Activity »
Where a line in the records below includes "Current", pull that line out.

Data excerpts »
######

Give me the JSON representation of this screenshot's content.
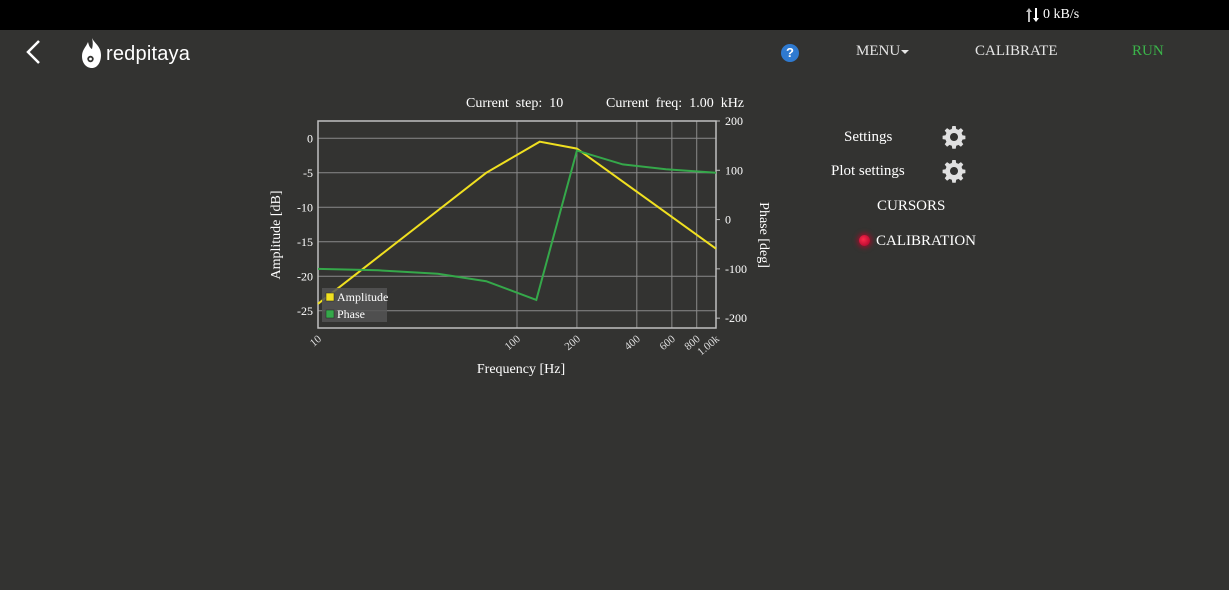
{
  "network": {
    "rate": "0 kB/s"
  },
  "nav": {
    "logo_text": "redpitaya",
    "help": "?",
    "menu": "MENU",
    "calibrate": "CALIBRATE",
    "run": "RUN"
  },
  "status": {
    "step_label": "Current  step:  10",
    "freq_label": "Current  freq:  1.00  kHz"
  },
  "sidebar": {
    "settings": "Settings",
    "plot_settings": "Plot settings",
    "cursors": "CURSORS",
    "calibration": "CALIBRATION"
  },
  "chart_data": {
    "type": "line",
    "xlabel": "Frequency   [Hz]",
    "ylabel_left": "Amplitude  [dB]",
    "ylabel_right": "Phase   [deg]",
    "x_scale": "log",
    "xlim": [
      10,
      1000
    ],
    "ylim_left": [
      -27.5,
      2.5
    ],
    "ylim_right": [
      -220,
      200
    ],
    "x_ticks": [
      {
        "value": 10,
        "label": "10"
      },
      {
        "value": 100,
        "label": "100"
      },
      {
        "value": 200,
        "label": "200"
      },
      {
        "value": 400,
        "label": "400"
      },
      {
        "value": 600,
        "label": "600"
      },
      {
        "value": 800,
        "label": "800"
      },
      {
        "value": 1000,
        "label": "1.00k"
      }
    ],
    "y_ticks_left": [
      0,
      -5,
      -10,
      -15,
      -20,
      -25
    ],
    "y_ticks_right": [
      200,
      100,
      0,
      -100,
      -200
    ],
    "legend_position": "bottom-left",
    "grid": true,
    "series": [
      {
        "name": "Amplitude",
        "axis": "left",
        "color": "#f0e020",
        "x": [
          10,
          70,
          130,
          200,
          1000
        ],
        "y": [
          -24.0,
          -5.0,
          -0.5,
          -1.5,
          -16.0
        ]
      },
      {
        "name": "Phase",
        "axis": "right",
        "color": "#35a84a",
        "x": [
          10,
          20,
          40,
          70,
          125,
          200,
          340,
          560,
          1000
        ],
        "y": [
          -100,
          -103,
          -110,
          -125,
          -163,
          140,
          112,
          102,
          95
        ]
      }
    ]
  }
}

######

Problem solution »
    "step_label": "Current  step:  10",
    "freq_label": "Current  freq:  1.00  kHz"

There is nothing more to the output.